» Problem to solve
In the records below, which lines include "ᠬᠦᠮᠦᠵᠢᠯ"? Copy them.

(Web page and app entries)
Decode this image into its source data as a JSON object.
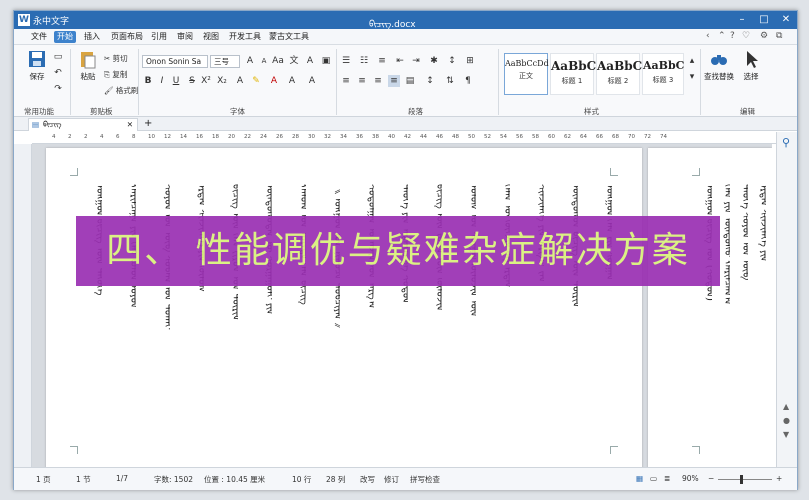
{
  "app": {
    "name": "永中文字",
    "logo_letter": "W",
    "doc_title": "ᠪᠢᠴᠢᠭ.docx"
  },
  "menu": [
    {
      "label": "文件",
      "active": false
    },
    {
      "label": "开始",
      "active": true
    },
    {
      "label": "插入",
      "active": false
    },
    {
      "label": "页面布局",
      "active": false
    },
    {
      "label": "引用",
      "active": false
    },
    {
      "label": "审阅",
      "active": false
    },
    {
      "label": "视图",
      "active": false
    },
    {
      "label": "开发工具",
      "active": false
    },
    {
      "label": "蒙古文工具",
      "active": false
    }
  ],
  "ribbon": {
    "save_label": "保存",
    "paste_label": "粘贴",
    "cut_label": "剪切",
    "copy_label": "复制",
    "format_painter_label": "格式刷",
    "font_name": "Onon Sonin Sa",
    "font_size": "三号",
    "find_replace_label": "查找替换",
    "select_label": "选择",
    "groups": {
      "common": "常用功能",
      "clipboard": "剪贴板",
      "font": "字体",
      "paragraph": "段落",
      "styles": "样式",
      "editing": "编辑"
    },
    "styles": [
      {
        "sample": "AaBbCcDd",
        "name": "正文"
      },
      {
        "sample": "AaBbC",
        "name": "标题 1"
      },
      {
        "sample": "AaBbC",
        "name": "标题 2"
      },
      {
        "sample": "AaBbC",
        "name": "标题 3"
      }
    ]
  },
  "doc_tab": {
    "label": "ᠪᠢᠴᠢᠭ",
    "add": "+"
  },
  "ruler": [
    "4",
    "2",
    "2",
    "4",
    "6",
    "8",
    "10",
    "12",
    "14",
    "16",
    "18",
    "20",
    "22",
    "24",
    "26",
    "28",
    "30",
    "32",
    "34",
    "36",
    "38",
    "40",
    "42",
    "44",
    "46",
    "48",
    "50",
    "52",
    "54",
    "56",
    "58",
    "60",
    "62",
    "64",
    "66",
    "68",
    "70",
    "72",
    "74"
  ],
  "document": {
    "columns": [
      "ᠮᠣᠩᠭᠣᠯ ᠪᠢᠴᠢᠭ ᠦᠨ ᠲᠡᠭᠦᠬᠡ",
      "ᠬᠠᠷᠢᠯᠴᠠᠭᠠ ᠶᠢᠨ ᠬᠡᠯᠡ ᠪᠣᠯᠤᠨ ᠣᠶᠤᠨ",
      "ᠰᠣᠶᠣᠯ ᠤᠨ ᠦᠪ ᠰᠤᠪᠠᠭ ᠤᠨ ᠲᠤᠬᠠᠢ",
      "ᠡᠷᠳᠡᠮ ᠰᠢᠨᠵᠢᠯᠡᠭᠡ ᠶᠢᠨ ᠬᠦᠮᠦᠰ",
      "ᠪᠢᠴᠢᠭ ᠦᠨ ᠬᠡᠯᠡ ᠵᠢᠷᠤᠮ ᠤᠨ ᠳᠦᠷᠢᠮ",
      "ᠦᠨᠳᠦᠰᠦᠲᠡᠨ ᠦ ᠰᠤᠷᠭᠠᠭᠤᠯᠢ ᠶᠢᠨ",
      "ᠬᠠᠮᠤᠭ ᠤᠨ ᠤᠷᠢᠳᠠ ᠬᠡᠯᠡ ᠪᠢᠴᠢᠭ",
      "《 ᠮᠣᠩᠭᠣᠯ ᠤᠨ ᠨᠢᠭᠤᠴᠠ ᠲᠤᠪᠴᠢᠶᠠᠨ 》",
      "ᠰᠤᠳᠤᠯᠭᠠᠨ ᠤ ᠠᠵᠢᠯ ᠤᠨ ᠠᠷᠭ᠎ᠠ",
      "ᠲᠡᠦᠬᠡ ᠶᠢᠨ ᠮᠡᠳᠡᠯᠭᠡ ᠪᠠ ᠰᠤᠳᠤᠯ",
      "ᠪᠢᠴᠢᠭ ᠦᠨ ᠵᠦᠢᠯ ᠦᠨ ᠬᠦᠮᠦᠵᠢᠯ",
      "ᠤᠯᠤᠰ ᠤᠨ ᠰᠤᠷᠭᠠᠯ ᠬᠦᠮᠦᠵᠢᠯ ᠦᠨ",
      "ᠬᠡᠯᠡᠨ ᠦ ᠬᠥᠭᠵᠢᠯ ᠪᠠ ᠡᠷᠳᠡᠮ",
      "ᠰᠢᠨᠵᠢᠯᠡᠭᠡ ᠶᠢᠨ ᠠᠷᠭ᠎ᠠ ᠵᠠᠮ",
      "ᠦᠨᠳᠦᠰᠦᠨ ᠪᠢᠴᠢᠭ ᠦᠨ ᠳᠦᠷᠢᠮ",
      "ᠮᠣᠩᠭᠣᠯ ᠬᠡᠯᠡ ᠶᠢᠨ ᠰᠤᠷᠭᠠᠯ"
    ],
    "page2_columns": [
      "ᠮᠣᠩᠭᠣᠯ ᠪᠢᠴᠢᠭ ᠤᠨ (ᠰᠤᠳᠤᠯ)",
      "ᠬᠡᠯᠡ ᠶᠢᠨ ᠦᠨᠳᠦᠰᠦ ᠬᠠᠷᠢᠯᠴᠠᠭ᠎ᠠ",
      "ᠲᠡᠦᠬᠡ ᠰᠣᠶᠣᠯ ᠤᠨ ᠦᠪ",
      "ᠡᠷᠳᠡᠮ ᠰᠢᠨᠵᠢᠯᠡᠭᠡ ᠶᠢᠨ"
    ]
  },
  "overlay_banner": "四、 性能调优与疑难杂症解决方案",
  "status": {
    "page": "1 页",
    "section": "1 节",
    "pages": "1/7",
    "words": "字数: 1502",
    "position": "位置 : 10.45 厘米",
    "line": "10 行",
    "column": "28 列",
    "revise": "改写",
    "track": "修订",
    "spell": "拼写检查",
    "zoom": "90%"
  },
  "colors": {
    "titlebar": "#2b6cb3",
    "banner_bg": "#9a2fb2",
    "banner_text": "#d9f07a",
    "active_tab": "#3d82cc"
  }
}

» Reply
      "ᠪᠢᠴᠢᠭ ᠦᠨ ᠵᠦᠢᠯ ᠦᠨ ᠬᠦᠮᠦᠵᠢᠯ",
      "ᠤᠯᠤᠰ ᠤᠨ ᠰᠤᠷᠭᠠᠯ ᠬᠦᠮᠦᠵᠢᠯ ᠦᠨ",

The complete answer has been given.